Since 1936 U.S. population increased by 157.8 percent while corn yields increased by 573.1 percent.

The Davos crowd is now obsessed with convincing us that our survival depends on changing our diets from beef, chicken, and pork to worms, insects, and bugs. “Sustainability” is the new pretext for shutting down all of our Texas Roadhouse and Outback Steakhouses. Are we really running out of these tasty protein products? Corn is a basic foodstuff for growing these delicious meat dinners. Corn yields in the 1930s were around 26 bushels an acre. Today it’s closer to 175 bushels with the top yielding farm coming in at an astonishing 477 bushels. Corn abundance has increased by 573.1 percent in the last 85 years. One acre of land today produces as much corn as 6.73 acres in 1936. We get 5.73 acres to grow something else or build a park or return to nature. Yields are increasing around 1.75 bushels a year. Corn entrepreneurs have been improving corn yields around 2.27 percent a year. At this rate, corn yields per acre double every 31.3 years or so.

During this same 85 year period U.S. population increased 157.8 percent from 128 million to 330 million. Every one percent increase in population corresponded to a 3.63 percent increase in corn abundance. Another important factor is land used to grow corn. In 1936 it would have required 4.9 million acres to grow one bushel of corn for every American. Today, with 202 million more of us, it would only take around 1.9 million acres to grow a bushel per person. At the same time we have increased population by 157.8 percent, we have reduced the land required for corn production by 61 percent. We’re growing smarter much faster than we’re growing people.

MIT’s Andrew McAfee noted in his 2019 book More from Less that we will continue to see this innovation in crop production. To back up his claim, McAfee has put up $100,000 to bet that in 2029 U.S. crop tonnage will be greater than it was in 2019 and less total cropland, fertilizer, and water for irrigation will be used for agriculture in the country in 2029 than in 2019. If you think he’s wrong, and we will be forced by the World Economic Forum to dine on bug burgers, here is your chance to make easy money.

You may want to try a worm with your next meal, but there is no reason to think we are running out of corn or the land to grow the food for making appetizing steaks, wings, and chops.

Bonus question: Are bug burgers vegan certified? Yes or No.

Gale Pooley

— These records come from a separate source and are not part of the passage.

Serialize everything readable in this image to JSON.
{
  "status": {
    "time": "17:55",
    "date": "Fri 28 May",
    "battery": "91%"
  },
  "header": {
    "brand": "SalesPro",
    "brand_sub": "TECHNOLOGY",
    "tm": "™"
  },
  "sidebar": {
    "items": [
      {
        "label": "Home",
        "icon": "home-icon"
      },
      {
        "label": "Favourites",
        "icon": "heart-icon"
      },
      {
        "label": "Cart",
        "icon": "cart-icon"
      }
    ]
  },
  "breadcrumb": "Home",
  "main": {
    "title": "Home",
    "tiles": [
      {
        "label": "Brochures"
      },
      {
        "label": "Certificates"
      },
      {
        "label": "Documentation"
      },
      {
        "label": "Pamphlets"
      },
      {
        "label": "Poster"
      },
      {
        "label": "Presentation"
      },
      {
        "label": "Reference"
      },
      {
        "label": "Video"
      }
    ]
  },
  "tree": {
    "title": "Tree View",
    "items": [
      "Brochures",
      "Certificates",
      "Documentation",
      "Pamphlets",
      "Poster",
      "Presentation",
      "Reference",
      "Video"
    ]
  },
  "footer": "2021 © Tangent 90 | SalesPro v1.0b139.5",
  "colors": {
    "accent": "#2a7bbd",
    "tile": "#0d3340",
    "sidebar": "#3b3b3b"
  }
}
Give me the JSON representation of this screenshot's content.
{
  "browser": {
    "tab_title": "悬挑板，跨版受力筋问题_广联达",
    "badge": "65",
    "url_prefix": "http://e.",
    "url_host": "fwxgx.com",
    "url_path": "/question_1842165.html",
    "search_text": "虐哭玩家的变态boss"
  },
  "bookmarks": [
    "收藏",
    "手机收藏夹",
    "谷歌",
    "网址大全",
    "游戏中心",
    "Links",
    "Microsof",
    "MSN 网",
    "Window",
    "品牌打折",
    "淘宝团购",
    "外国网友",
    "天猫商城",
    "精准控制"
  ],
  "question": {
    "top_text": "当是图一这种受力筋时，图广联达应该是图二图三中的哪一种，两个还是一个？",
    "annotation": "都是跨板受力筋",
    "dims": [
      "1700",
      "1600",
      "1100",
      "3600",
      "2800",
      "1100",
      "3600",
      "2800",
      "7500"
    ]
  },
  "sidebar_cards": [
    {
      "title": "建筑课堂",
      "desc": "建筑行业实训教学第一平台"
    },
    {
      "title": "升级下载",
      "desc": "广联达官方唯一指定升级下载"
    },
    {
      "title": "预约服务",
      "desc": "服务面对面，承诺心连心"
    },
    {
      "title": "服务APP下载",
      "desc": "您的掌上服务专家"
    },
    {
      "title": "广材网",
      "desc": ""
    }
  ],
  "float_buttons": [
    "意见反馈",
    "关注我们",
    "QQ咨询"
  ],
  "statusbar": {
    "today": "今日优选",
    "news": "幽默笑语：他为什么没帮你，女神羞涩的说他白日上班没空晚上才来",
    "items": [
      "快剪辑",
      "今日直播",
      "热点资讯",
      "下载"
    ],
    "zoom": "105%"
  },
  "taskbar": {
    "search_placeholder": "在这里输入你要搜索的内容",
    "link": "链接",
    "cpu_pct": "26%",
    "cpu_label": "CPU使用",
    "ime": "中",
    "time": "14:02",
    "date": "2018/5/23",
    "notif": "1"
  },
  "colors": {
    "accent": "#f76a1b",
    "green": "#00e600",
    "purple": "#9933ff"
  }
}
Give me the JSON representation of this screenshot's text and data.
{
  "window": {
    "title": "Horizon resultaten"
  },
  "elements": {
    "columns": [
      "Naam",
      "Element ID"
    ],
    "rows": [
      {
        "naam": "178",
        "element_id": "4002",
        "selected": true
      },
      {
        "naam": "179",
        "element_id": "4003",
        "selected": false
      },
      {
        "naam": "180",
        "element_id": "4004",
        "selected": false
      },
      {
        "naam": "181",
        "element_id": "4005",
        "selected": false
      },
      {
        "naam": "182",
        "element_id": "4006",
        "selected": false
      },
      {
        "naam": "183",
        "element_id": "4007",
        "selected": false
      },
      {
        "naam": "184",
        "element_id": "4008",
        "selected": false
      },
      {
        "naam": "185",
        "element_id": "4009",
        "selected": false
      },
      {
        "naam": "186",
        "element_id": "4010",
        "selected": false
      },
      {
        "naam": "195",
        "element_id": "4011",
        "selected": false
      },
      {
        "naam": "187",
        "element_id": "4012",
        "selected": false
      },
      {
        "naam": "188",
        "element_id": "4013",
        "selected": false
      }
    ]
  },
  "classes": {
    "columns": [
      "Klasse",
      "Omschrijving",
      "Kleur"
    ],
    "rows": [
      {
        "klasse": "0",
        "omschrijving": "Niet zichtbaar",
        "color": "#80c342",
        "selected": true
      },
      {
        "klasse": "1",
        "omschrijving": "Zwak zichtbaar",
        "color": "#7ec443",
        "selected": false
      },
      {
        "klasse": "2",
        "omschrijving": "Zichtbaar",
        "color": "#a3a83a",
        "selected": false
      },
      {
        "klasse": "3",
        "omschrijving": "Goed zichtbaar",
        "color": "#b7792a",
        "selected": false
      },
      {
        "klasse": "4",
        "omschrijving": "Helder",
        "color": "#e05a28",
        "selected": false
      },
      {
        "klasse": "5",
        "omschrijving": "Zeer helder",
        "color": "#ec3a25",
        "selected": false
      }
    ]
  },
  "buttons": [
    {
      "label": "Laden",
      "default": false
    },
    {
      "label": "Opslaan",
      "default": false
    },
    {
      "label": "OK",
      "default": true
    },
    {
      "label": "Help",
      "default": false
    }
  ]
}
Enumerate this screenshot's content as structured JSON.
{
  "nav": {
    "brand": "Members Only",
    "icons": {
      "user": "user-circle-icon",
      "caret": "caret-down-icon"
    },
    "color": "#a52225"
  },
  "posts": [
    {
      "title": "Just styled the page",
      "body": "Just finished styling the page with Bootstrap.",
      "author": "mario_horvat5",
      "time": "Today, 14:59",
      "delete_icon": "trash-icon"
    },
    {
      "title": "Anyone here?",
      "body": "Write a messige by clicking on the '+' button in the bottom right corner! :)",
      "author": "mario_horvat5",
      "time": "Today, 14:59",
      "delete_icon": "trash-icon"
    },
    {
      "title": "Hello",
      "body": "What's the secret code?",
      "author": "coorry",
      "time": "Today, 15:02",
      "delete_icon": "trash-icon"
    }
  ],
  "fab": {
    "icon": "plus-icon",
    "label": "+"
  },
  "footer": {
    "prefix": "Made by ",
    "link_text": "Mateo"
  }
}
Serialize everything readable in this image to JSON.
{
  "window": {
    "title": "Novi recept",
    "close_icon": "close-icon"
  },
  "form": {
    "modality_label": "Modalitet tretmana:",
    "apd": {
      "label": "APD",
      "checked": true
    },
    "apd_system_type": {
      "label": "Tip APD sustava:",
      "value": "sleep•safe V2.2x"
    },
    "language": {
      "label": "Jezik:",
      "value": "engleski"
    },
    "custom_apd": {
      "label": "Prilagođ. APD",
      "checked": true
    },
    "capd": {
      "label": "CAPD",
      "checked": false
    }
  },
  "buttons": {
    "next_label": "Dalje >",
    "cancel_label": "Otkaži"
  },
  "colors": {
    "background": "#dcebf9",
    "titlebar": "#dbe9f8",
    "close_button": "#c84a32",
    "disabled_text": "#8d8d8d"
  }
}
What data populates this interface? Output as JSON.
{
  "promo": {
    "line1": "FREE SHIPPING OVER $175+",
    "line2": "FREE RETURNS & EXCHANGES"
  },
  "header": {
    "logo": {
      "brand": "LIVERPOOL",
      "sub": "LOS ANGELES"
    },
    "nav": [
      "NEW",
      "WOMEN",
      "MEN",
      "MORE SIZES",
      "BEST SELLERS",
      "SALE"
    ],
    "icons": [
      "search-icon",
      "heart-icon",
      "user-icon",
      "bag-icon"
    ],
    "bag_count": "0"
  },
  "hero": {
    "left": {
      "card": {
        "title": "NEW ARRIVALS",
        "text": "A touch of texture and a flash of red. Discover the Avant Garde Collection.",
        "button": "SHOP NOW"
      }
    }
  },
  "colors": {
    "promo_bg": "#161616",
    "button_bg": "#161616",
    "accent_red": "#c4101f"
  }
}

Senior Fellow, Center on Wealth & Poverty
Gale L. Pooley is an associate professor of business management at Brigham Young University-Hawaii. He has taught economics and statistics at Alfaisal University in Riyadh, Saudi Arabia, Brigham Young University-Idaho, Boise State University, and the College of Idaho. Dr. Pooley serves on the board of HumanProgress.org.